• [WORK ITEM]: Omit every picture and write out the rest of the records exactly.
..............................
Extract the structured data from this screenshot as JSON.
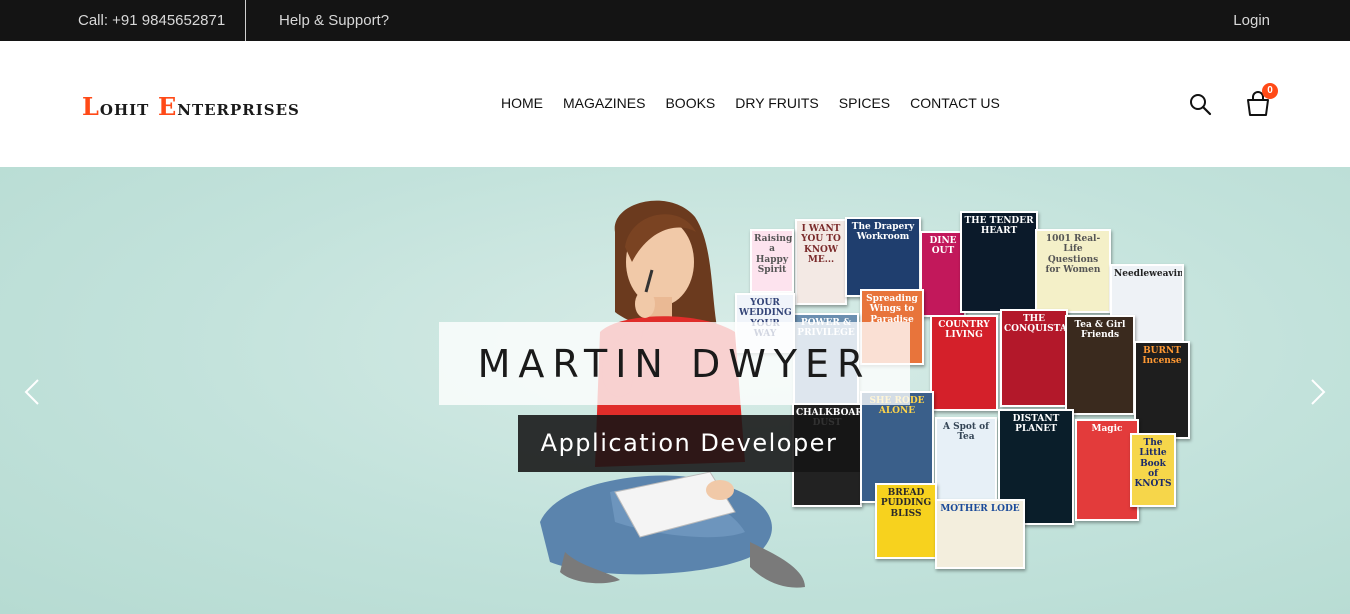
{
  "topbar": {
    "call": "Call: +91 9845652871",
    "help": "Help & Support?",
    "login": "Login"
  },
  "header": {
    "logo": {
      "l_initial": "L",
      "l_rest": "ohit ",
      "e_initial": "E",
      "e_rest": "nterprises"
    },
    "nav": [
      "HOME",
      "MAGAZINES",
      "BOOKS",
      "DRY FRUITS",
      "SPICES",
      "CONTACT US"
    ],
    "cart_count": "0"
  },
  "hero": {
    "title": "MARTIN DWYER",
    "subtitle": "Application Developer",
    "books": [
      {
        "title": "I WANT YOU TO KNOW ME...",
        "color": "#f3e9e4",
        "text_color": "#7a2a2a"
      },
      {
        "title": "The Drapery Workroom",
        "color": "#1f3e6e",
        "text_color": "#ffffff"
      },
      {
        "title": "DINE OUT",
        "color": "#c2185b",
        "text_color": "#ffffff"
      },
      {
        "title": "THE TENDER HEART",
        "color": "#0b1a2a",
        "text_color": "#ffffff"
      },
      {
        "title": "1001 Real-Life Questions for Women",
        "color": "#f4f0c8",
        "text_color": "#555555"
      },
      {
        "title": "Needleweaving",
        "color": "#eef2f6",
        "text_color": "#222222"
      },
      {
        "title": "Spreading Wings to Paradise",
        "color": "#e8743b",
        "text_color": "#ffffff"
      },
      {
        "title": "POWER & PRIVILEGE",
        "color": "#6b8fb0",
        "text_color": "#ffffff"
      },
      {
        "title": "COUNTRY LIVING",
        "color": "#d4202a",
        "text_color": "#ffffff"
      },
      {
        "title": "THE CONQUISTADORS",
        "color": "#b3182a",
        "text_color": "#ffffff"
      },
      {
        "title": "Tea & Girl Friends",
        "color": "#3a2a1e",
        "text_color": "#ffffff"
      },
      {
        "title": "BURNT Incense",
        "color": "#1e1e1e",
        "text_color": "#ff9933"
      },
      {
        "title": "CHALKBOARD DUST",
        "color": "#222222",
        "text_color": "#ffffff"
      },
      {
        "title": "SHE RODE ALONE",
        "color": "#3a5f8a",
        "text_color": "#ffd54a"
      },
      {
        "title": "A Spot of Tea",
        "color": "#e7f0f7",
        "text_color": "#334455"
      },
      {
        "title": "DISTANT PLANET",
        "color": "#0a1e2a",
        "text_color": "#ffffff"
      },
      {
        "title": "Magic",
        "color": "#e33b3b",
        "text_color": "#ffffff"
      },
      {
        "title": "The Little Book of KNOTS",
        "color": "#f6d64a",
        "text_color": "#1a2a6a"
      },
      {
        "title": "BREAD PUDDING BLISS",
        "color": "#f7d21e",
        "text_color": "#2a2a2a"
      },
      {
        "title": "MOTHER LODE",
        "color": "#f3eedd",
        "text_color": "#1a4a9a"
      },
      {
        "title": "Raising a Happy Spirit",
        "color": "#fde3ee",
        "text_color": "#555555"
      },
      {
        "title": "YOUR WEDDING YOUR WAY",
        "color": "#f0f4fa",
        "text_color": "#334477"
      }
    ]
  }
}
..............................
• [RESPONSE]:
Extract the structured data from this screenshot as JSON.
{
  "topbar": {
    "call": "Call: +91 9845652871",
    "help": "Help & Support?",
    "login": "Login"
  },
  "header": {
    "logo": {
      "l_initial": "L",
      "l_rest": "ohit ",
      "e_initial": "E",
      "e_rest": "nterprises"
    },
    "nav": [
      "HOME",
      "MAGAZINES",
      "BOOKS",
      "DRY FRUITS",
      "SPICES",
      "CONTACT US"
    ],
    "cart_count": "0"
  },
  "hero": {
    "title": "MARTIN DWYER",
    "subtitle": "Application Developer",
    "books": [
      {
        "title": "I WANT YOU TO KNOW ME...",
        "color": "#f3e9e4",
        "text_color": "#7a2a2a"
      },
      {
        "title": "The Drapery Workroom",
        "color": "#1f3e6e",
        "text_color": "#ffffff"
      },
      {
        "title": "DINE OUT",
        "color": "#c2185b",
        "text_color": "#ffffff"
      },
      {
        "title": "THE TENDER HEART",
        "color": "#0b1a2a",
        "text_color": "#ffffff"
      },
      {
        "title": "1001 Real-Life Questions for Women",
        "color": "#f4f0c8",
        "text_color": "#555555"
      },
      {
        "title": "Needleweaving",
        "color": "#eef2f6",
        "text_color": "#222222"
      },
      {
        "title": "Spreading Wings to Paradise",
        "color": "#e8743b",
        "text_color": "#ffffff"
      },
      {
        "title": "POWER & PRIVILEGE",
        "color": "#6b8fb0",
        "text_color": "#ffffff"
      },
      {
        "title": "COUNTRY LIVING",
        "color": "#d4202a",
        "text_color": "#ffffff"
      },
      {
        "title": "THE CONQUISTADORS",
        "color": "#b3182a",
        "text_color": "#ffffff"
      },
      {
        "title": "Tea & Girl Friends",
        "color": "#3a2a1e",
        "text_color": "#ffffff"
      },
      {
        "title": "BURNT Incense",
        "color": "#1e1e1e",
        "text_color": "#ff9933"
      },
      {
        "title": "CHALKBOARD DUST",
        "color": "#222222",
        "text_color": "#ffffff"
      },
      {
        "title": "SHE RODE ALONE",
        "color": "#3a5f8a",
        "text_color": "#ffd54a"
      },
      {
        "title": "A Spot of Tea",
        "color": "#e7f0f7",
        "text_color": "#334455"
      },
      {
        "title": "DISTANT PLANET",
        "color": "#0a1e2a",
        "text_color": "#ffffff"
      },
      {
        "title": "Magic",
        "color": "#e33b3b",
        "text_color": "#ffffff"
      },
      {
        "title": "The Little Book of KNOTS",
        "color": "#f6d64a",
        "text_color": "#1a2a6a"
      },
      {
        "title": "BREAD PUDDING BLISS",
        "color": "#f7d21e",
        "text_color": "#2a2a2a"
      },
      {
        "title": "MOTHER LODE",
        "color": "#f3eedd",
        "text_color": "#1a4a9a"
      },
      {
        "title": "Raising a Happy Spirit",
        "color": "#fde3ee",
        "text_color": "#555555"
      },
      {
        "title": "YOUR WEDDING YOUR WAY",
        "color": "#f0f4fa",
        "text_color": "#334477"
      }
    ]
  }
}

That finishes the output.